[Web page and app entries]

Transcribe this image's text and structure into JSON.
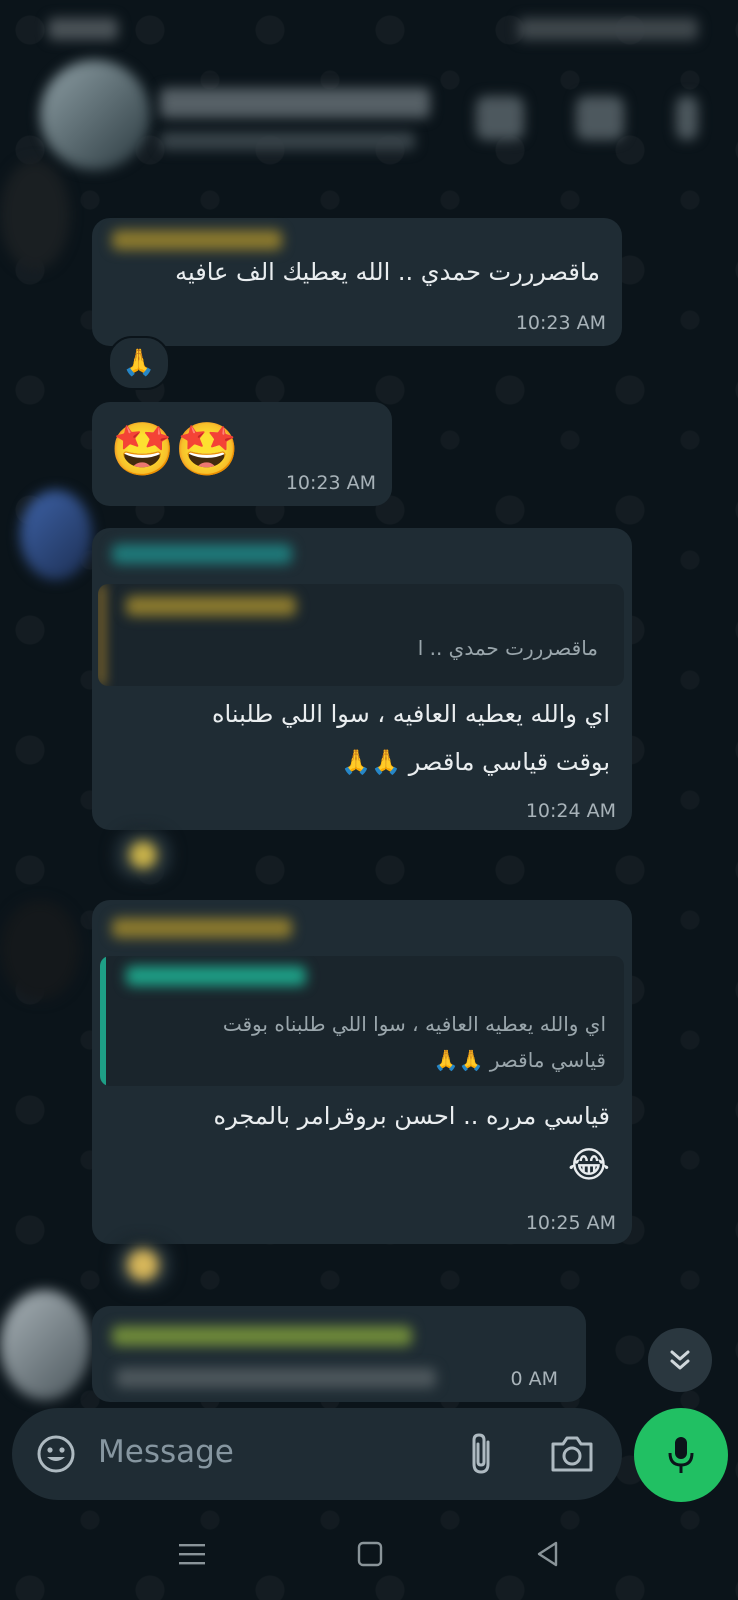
{
  "composer": {
    "placeholder": "Message"
  },
  "messages": [
    {
      "text": "ماقصرررت حمدي .. الله يعطيك الف عافيه",
      "time": "10:23 AM",
      "reaction": "🙏"
    },
    {
      "text": "🤩🤩",
      "time": "10:23 AM"
    },
    {
      "quote": "ماقصرررت حمدي .. ا",
      "text_line1": "اي والله يعطيه العافيه ، سوا اللي طلبناه",
      "text_line2": "بوقت قياسي ماقصر 🙏🙏",
      "time": "10:24 AM"
    },
    {
      "quote_line1": "اي والله يعطيه العافيه ، سوا اللي طلبناه بوقت",
      "quote_line2": "قياسي ماقصر 🙏🙏",
      "text_line1": "قياسي مرره .. احسن بروقرامر بالمجره",
      "text_line2": "😂",
      "time": "10:25 AM"
    },
    {
      "time_partial": "0 AM"
    }
  ],
  "colors": {
    "background": "#0b141a",
    "bubble": "#1f2c34",
    "accent": "#21c063",
    "quote_bar_gold": "#b58a2a",
    "quote_bar_teal": "#1e9f86"
  },
  "icons": [
    "video-call-icon",
    "voice-call-icon",
    "more-icon",
    "emoji-icon",
    "attach-icon",
    "camera-icon",
    "mic-icon",
    "scroll-down-icon",
    "menu-icon",
    "home-icon",
    "back-icon"
  ]
}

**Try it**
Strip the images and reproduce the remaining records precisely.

**Answer section**
Transcribe this image's text and structure into JSON.
{
  "composer": {
    "placeholder": "Message"
  },
  "messages": [
    {
      "text": "ماقصرررت حمدي .. الله يعطيك الف عافيه",
      "time": "10:23 AM",
      "reaction": "🙏"
    },
    {
      "text": "🤩🤩",
      "time": "10:23 AM"
    },
    {
      "quote": "ماقصرررت حمدي .. ا",
      "text_line1": "اي والله يعطيه العافيه ، سوا اللي طلبناه",
      "text_line2": "بوقت قياسي ماقصر 🙏🙏",
      "time": "10:24 AM"
    },
    {
      "quote_line1": "اي والله يعطيه العافيه ، سوا اللي طلبناه بوقت",
      "quote_line2": "قياسي ماقصر 🙏🙏",
      "text_line1": "قياسي مرره .. احسن بروقرامر بالمجره",
      "text_line2": "😂",
      "time": "10:25 AM"
    },
    {
      "time_partial": "0 AM"
    }
  ],
  "colors": {
    "background": "#0b141a",
    "bubble": "#1f2c34",
    "accent": "#21c063",
    "quote_bar_gold": "#b58a2a",
    "quote_bar_teal": "#1e9f86"
  },
  "icons": [
    "video-call-icon",
    "voice-call-icon",
    "more-icon",
    "emoji-icon",
    "attach-icon",
    "camera-icon",
    "mic-icon",
    "scroll-down-icon",
    "menu-icon",
    "home-icon",
    "back-icon"
  ]
}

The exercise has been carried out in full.